How’s that for inspiration? If being a faithful follower of Jesus means snapping at people when they annoy us, I guess I’m well on my way to sainthood.
Here’s the thing, though. The spirit obeys Paul’s command. Paul says, “In the name of Jesus Christ I command you to come out of her!” And at that moment the spirit leaves her.
Paul would be the first to tell us that he is merely human. He has no power in and of himself; all power comes from Christ who lives in him and works through him. It is not Paul who makes the spirit leave the girl; it is the Holy Spirit.
And so, despite Paul’s flawed motives, he is an agent of God. Despite the fact that he is not concerned about the girl, he brings the healing power of God into her life.
I am bothered by the fact that Paul never really sees this girl, but I trust that she is seen by God.

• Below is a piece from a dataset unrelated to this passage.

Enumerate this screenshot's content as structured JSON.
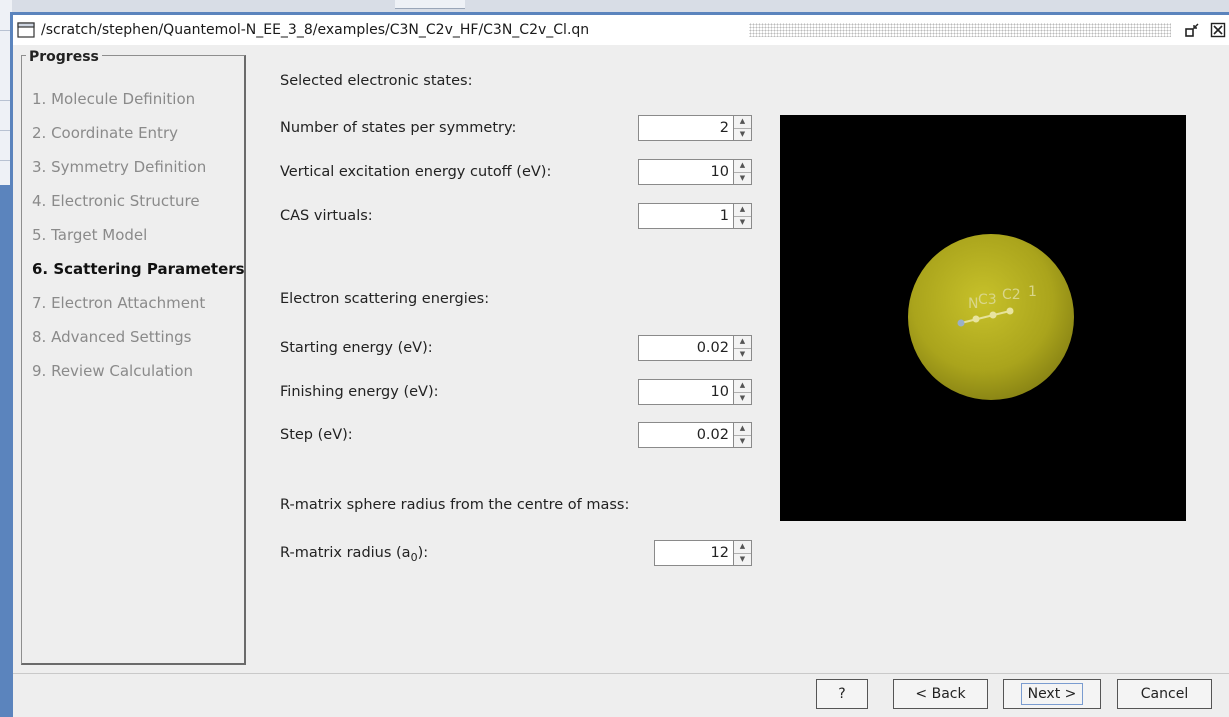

I am bothered by the fact that Paul never speaks to her, but I trust that, in her new life, the gentle voice of the Holy Spirit comforts her and guides her.
I am bothered by the fact that we don’t know this girl’s name; but I trust that God knows her name.
And even though Paul abandons her, that possibly her owners abandon her, that even the narrative of Acts abandons her, I trust that God does not abandon her. That this slave girl continues to be part of the story of the early church, part of the narrative of God’s activity in the world.
Despite Paul’s failure to recognize this girl as a child of God, the Holy Spirit is able to work through him for her healing. Since the writer of Acts never mentions her again, we assume that Paul never knows the full extent of the work God does in her life.
It is good to know that God is God. That while we are called to serve God, the availability of God’s saving, healing power is not dependent upon our pure motives, our unflagging patience, our selfless attention to those around us.
Sometimes, God works through us despite our deep failures. Sometimes we do our simple best, and God works through us in ways far beyond our efforts, far beyond our imaginings.